Wednesday, June 14, 2017
I walked into his classroom on Monday and saw my little boy sitting by himself reading a book. I could see the dried tracks of tears on his face. I could feel, almost physically emanating from him, his sadness. He (all 60 pounds of him) wanted to be carried out to the car. My boy, my bundle of energy who lives life like it's a competition to get anywhere first, who usually sprints to the car, his beautiful head on my shoulders, slumped in defeat.
On the drive home, I asked him how he was feeling.
"Mama, I so sad."
"They took the pictures off the wall. School is ending. I don't want school to end."

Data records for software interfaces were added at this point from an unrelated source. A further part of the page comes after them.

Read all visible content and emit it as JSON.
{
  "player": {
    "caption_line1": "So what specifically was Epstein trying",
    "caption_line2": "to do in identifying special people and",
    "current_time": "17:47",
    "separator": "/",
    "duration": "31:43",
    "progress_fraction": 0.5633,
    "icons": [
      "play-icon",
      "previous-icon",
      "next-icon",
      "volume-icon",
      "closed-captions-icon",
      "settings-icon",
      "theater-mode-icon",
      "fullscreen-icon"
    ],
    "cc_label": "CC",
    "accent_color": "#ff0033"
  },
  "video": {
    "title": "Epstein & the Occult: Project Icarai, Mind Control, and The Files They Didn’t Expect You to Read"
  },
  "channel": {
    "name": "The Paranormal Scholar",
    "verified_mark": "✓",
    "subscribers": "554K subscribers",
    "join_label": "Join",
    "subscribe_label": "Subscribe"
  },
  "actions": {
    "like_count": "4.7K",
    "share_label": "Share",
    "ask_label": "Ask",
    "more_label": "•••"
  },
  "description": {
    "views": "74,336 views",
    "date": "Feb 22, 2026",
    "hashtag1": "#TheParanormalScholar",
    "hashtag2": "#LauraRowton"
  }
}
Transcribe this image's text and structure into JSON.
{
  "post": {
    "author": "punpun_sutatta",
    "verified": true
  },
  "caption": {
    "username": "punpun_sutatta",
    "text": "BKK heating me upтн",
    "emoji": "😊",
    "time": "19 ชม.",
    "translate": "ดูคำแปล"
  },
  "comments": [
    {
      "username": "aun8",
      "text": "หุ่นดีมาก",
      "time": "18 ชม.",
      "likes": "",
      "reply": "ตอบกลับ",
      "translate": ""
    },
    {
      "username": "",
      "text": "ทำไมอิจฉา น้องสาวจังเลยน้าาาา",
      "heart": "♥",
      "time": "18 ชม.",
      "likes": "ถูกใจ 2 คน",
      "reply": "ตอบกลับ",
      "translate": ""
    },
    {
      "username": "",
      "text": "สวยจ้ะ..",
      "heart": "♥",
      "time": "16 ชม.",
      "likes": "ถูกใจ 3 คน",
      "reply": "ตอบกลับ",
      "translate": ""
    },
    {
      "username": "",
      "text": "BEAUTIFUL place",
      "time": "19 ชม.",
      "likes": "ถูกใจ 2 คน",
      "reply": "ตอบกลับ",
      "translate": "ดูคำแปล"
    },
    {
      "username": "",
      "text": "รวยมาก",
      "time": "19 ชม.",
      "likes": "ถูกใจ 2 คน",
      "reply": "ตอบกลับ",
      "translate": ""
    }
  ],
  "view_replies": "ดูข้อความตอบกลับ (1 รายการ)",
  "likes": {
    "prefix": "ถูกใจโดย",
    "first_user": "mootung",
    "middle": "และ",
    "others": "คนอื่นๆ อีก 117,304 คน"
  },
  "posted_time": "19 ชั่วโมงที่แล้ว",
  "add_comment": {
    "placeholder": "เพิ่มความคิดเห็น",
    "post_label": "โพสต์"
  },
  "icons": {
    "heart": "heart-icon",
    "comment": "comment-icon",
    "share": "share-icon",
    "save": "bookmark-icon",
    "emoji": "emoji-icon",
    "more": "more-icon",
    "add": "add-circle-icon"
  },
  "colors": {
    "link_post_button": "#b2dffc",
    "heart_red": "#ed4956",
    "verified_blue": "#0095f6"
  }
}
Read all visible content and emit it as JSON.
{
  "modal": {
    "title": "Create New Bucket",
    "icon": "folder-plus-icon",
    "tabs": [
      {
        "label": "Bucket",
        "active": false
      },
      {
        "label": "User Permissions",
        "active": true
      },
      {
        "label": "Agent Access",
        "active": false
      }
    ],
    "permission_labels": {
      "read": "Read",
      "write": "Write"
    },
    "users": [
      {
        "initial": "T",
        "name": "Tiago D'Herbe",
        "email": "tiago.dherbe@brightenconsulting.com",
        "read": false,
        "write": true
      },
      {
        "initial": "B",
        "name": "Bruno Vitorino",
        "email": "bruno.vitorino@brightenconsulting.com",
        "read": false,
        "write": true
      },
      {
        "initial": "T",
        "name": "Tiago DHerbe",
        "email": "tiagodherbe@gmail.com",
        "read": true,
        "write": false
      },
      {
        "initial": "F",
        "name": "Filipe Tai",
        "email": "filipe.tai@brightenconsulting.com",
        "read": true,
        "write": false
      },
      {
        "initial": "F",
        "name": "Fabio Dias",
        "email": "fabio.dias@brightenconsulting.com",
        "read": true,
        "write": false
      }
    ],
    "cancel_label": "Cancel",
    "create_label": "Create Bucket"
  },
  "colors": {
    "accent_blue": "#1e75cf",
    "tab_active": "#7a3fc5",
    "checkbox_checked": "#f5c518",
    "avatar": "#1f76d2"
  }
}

While so many kids around the country are literally bouncing in their seats with anticipation of this Friday or who have already celebrated that last day all the way home in the last few weeks, there are kids like my son.
Kids for whom school, its regularity, its comforts, its amazing teachers, its friends for the raging extrovert, is everything. Some kids have tough home lives and summer is a long, terrifying unknown. Some, like my son, have a diagnosis that means that any kind of change in his routine causes him actual neurological distress.
All he could do on Monday was cry. And all I could do was hold him, help him understand that camp is coming next week and try to remember that it's ok.
I am not a failure as a mom because my boy would rather be at school. It's taken me awhile to be alright with that fact that I am "at home" with my kids but that I have a 3 year-old in school five mornings a week. To know that I am not abdicating responsibility. To be comfortable in the knowledge that I am actually doing the absolute best I can to give him what he needs in all his challenges and gifts.
On Tuesday he came home sad again. And I knew that we needed to go to his happy place.
So, after nap, we skipped swim practice and went to Target. Yes, Target is my 3 year-old's happy place. He picked out end of year gifts for his teachers. (And those who know him well will be unsurprised to learn that he chose to give them new water bottles.) We headed to Kid-to-Kid next because he had outgrown yet another pair of shoes and really wanted some new red sneakers. That kid scored some red and white Jordans for 8 bucks. He wore them out of the store, charged home, colored his teachers some pictures and wrote them notes. His smile was back.
All these rituals. The gifts, the notes...even the buying of new shoes for the summer. They were comforting to him. Things he could do, even at 3, to process saying goodbye. To think about what the summer will hold for him.
And that next morning when he went to school? That child sprinted in wearing his new kicks, hugged the administrators on the way and tackled his teachers with his gifts.
And they know him so well.
"Look at your new shoes! Those are amazing! Did you find those at Kid-to-Kid?"
"I did, I did!"
When I left, there was a little less sadness. A little less clinging. A little less panic.
Will the next few weeks be hard around here?
It's ok, though. We are ready.
We are armed with our social story full of pictures of his camp. We have our visual calendar we will do every morning and night. We have our theri-putty and our trampoline. We have our "sensory diet" and our "no drama discipline" to meet him where he is each morning.
Most of all, we have hugs. Tears are ok. Saying goodbye is hard. I want him to know that it's ok to be sad. That it's fine for him as a boy and one day as a man to FEEL. To be unashamedly who he is in all his chaotic and beautiful and emotional glory.